▸ **INPUT RECORDS**
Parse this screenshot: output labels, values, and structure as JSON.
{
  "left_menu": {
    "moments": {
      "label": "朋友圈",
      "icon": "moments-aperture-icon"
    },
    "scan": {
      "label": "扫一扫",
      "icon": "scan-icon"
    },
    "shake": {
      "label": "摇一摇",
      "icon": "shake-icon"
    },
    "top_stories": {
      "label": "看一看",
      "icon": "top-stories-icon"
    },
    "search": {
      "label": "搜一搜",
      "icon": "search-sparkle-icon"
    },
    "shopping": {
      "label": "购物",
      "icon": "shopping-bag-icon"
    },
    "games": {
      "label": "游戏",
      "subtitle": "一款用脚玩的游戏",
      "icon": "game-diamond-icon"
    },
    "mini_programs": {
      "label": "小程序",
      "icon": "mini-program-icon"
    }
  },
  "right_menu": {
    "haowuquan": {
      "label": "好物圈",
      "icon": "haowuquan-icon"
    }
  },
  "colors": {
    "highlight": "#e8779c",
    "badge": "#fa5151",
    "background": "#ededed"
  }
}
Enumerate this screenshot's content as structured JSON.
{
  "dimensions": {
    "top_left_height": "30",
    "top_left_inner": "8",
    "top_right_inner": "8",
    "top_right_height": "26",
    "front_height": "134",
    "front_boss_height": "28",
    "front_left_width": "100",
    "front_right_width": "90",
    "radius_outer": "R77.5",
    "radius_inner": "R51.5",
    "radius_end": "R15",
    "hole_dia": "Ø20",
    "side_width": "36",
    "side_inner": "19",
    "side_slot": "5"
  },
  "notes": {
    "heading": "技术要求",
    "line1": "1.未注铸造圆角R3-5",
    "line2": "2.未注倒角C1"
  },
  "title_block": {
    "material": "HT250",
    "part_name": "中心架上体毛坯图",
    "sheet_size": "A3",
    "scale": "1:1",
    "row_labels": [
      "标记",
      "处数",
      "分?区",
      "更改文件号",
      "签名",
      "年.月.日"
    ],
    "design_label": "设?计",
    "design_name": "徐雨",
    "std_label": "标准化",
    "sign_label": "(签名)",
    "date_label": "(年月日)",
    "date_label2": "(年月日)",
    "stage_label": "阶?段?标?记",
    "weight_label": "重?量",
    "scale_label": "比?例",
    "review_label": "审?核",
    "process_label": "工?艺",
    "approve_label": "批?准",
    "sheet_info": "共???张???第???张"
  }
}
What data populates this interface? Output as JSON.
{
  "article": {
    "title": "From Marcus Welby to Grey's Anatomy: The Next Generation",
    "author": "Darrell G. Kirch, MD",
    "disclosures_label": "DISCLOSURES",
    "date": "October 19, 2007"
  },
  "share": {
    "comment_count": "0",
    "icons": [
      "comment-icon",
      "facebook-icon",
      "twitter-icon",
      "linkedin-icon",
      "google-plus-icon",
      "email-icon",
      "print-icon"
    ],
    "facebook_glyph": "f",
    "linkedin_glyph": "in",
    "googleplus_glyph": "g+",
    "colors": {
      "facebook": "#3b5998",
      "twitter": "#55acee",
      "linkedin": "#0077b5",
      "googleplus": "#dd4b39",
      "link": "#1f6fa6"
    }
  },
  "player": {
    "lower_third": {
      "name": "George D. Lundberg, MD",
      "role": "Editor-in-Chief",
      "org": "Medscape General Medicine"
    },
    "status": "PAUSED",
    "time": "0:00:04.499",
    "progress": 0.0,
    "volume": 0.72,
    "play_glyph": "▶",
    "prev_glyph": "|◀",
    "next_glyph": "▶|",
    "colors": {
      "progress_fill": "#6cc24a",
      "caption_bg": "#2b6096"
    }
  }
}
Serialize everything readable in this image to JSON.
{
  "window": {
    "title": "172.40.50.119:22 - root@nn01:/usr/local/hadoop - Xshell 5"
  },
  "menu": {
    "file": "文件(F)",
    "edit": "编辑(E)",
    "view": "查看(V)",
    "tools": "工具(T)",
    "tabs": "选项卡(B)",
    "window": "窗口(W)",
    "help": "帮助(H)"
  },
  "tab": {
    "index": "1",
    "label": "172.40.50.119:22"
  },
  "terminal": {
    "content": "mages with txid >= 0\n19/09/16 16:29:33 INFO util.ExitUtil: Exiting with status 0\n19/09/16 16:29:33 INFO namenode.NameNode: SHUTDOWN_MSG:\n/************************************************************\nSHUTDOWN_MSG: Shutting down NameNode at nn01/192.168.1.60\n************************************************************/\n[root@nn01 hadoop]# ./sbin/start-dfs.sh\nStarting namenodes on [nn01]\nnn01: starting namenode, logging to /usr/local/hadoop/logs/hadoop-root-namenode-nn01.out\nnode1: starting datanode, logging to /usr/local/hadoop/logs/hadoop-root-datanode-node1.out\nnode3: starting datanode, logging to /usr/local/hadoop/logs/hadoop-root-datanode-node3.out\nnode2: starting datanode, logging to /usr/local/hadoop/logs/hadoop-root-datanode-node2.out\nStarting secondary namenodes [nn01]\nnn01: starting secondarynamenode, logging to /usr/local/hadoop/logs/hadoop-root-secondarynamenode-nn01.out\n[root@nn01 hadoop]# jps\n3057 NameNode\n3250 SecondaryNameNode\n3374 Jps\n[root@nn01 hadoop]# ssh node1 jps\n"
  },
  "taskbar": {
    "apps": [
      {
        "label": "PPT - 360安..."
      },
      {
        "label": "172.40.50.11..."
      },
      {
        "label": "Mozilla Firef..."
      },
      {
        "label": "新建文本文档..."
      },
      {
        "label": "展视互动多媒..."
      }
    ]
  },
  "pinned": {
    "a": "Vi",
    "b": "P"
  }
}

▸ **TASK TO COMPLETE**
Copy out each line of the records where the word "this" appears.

▸ **ANSWER SECTION**
Parse this screenshot: output labels, values, and structure as JSON.
Enumerate this screenshot's content as structured JSON.
What data populates this interface? Output as JSON.
Serialize everything readable in this image to JSON.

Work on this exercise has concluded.